## Assignment
Quote all of the entries word for word.

(Dataset content Opens)

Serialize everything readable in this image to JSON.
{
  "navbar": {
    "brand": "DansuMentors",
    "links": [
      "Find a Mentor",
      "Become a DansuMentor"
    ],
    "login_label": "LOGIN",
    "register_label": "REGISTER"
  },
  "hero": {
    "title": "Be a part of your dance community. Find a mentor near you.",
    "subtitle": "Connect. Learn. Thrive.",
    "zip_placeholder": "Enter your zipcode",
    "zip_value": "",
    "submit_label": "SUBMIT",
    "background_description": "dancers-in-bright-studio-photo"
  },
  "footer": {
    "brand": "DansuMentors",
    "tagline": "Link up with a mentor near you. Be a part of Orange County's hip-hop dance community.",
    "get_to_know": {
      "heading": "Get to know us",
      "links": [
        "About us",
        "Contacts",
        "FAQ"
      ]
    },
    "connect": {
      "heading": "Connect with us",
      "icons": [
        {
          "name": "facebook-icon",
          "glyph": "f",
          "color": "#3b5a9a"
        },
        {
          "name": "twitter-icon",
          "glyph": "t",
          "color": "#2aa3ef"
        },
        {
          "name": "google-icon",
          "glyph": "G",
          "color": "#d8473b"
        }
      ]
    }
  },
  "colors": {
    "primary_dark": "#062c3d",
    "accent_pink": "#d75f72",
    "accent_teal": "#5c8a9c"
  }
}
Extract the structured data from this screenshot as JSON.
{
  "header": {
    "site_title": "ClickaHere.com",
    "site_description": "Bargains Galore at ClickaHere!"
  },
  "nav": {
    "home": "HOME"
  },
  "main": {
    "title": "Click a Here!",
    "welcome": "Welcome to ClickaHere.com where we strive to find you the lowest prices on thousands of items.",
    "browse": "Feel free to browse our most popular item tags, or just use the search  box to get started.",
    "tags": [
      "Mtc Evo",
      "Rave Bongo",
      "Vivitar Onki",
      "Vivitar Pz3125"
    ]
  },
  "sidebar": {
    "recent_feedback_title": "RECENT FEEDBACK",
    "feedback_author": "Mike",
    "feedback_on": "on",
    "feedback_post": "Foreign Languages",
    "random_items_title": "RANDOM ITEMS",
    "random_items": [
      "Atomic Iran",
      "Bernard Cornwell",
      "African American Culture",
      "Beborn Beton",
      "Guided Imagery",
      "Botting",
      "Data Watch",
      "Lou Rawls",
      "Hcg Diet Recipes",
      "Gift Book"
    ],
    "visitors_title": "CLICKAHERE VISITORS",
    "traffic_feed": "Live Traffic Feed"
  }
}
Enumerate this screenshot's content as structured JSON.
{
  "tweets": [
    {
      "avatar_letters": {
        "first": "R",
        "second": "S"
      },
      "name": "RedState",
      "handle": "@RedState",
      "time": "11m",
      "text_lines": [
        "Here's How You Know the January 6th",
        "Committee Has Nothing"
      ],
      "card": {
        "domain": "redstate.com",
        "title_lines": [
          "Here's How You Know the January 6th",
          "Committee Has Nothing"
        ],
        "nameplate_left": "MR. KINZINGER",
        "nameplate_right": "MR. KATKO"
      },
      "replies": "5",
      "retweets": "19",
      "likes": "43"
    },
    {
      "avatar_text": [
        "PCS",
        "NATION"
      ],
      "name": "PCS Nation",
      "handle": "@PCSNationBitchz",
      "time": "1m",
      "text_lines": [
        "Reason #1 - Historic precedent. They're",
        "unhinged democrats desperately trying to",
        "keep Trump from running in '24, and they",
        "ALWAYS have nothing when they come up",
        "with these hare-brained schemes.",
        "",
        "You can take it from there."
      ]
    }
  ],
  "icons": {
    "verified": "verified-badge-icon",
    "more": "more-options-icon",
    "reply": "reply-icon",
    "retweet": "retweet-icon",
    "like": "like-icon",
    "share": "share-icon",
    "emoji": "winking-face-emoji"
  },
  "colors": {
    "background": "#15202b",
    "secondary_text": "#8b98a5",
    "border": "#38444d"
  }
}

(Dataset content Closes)

## Answer box
Serialize everything readable in this image to JSON.
{
  "navbar": {
    "brand": "DansuMentors",
    "links": [
      "Find a Mentor",
      "Become a DansuMentor"
    ],
    "login_label": "LOGIN",
    "register_label": "REGISTER"
  },
  "hero": {
    "title": "Be a part of your dance community. Find a mentor near you.",
    "subtitle": "Connect. Learn. Thrive.",
    "zip_placeholder": "Enter your zipcode",
    "zip_value": "",
    "submit_label": "SUBMIT",
    "background_description": "dancers-in-bright-studio-photo"
  },
  "footer": {
    "brand": "DansuMentors",
    "tagline": "Link up with a mentor near you. Be a part of Orange County's hip-hop dance community.",
    "get_to_know": {
      "heading": "Get to know us",
      "links": [
        "About us",
        "Contacts",
        "FAQ"
      ]
    },
    "connect": {
      "heading": "Connect with us",
      "icons": [
        {
          "name": "facebook-icon",
          "glyph": "f",
          "color": "#3b5a9a"
        },
        {
          "name": "twitter-icon",
          "glyph": "t",
          "color": "#2aa3ef"
        },
        {
          "name": "google-icon",
          "glyph": "G",
          "color": "#d8473b"
        }
      ]
    }
  },
  "colors": {
    "primary_dark": "#062c3d",
    "accent_pink": "#d75f72",
    "accent_teal": "#5c8a9c"
  }
}
Extract the structured data from this screenshot as JSON.
{
  "header": {
    "site_title": "ClickaHere.com",
    "site_description": "Bargains Galore at ClickaHere!"
  },
  "nav": {
    "home": "HOME"
  },
  "main": {
    "title": "Click a Here!",
    "welcome": "Welcome to ClickaHere.com where we strive to find you the lowest prices on thousands of items.",
    "browse": "Feel free to browse our most popular item tags, or just use the search  box to get started.",
    "tags": [
      "Mtc Evo",
      "Rave Bongo",
      "Vivitar Onki",
      "Vivitar Pz3125"
    ]
  },
  "sidebar": {
    "recent_feedback_title": "RECENT FEEDBACK",
    "feedback_author": "Mike",
    "feedback_on": "on",
    "feedback_post": "Foreign Languages",
    "random_items_title": "RANDOM ITEMS",
    "random_items": [
      "Atomic Iran",
      "Bernard Cornwell",
      "African American Culture",
      "Beborn Beton",
      "Guided Imagery",
      "Botting",
      "Data Watch",
      "Lou Rawls",
      "Hcg Diet Recipes",
      "Gift Book"
    ],
    "visitors_title": "CLICKAHERE VISITORS",
    "traffic_feed": "Live Traffic Feed"
  }
}
Enumerate this screenshot's content as structured JSON.
{
  "tweets": [
    {
      "avatar_letters": {
        "first": "R",
        "second": "S"
      },
      "name": "RedState",
      "handle": "@RedState",
      "time": "11m",
      "text_lines": [
        "Here's How You Know the January 6th",
        "Committee Has Nothing"
      ],
      "card": {
        "domain": "redstate.com",
        "title_lines": [
          "Here's How You Know the January 6th",
          "Committee Has Nothing"
        ],
        "nameplate_left": "MR. KINZINGER",
        "nameplate_right": "MR. KATKO"
      },
      "replies": "5",
      "retweets": "19",
      "likes": "43"
    },
    {
      "avatar_text": [
        "PCS",
        "NATION"
      ],
      "name": "PCS Nation",
      "handle": "@PCSNationBitchz",
      "time": "1m",
      "text_lines": [
        "Reason #1 - Historic precedent. They're",
        "unhinged democrats desperately trying to",
        "keep Trump from running in '24, and they",
        "ALWAYS have nothing when they come up",
        "with these hare-brained schemes.",
        "",
        "You can take it from there."
      ]
    }
  ],
  "icons": {
    "verified": "verified-badge-icon",
    "more": "more-options-icon",
    "reply": "reply-icon",
    "retweet": "retweet-icon",
    "like": "like-icon",
    "share": "share-icon",
    "emoji": "winking-face-emoji"
  },
  "colors": {
    "background": "#15202b",
    "secondary_text": "#8b98a5",
    "border": "#38444d"
  }
}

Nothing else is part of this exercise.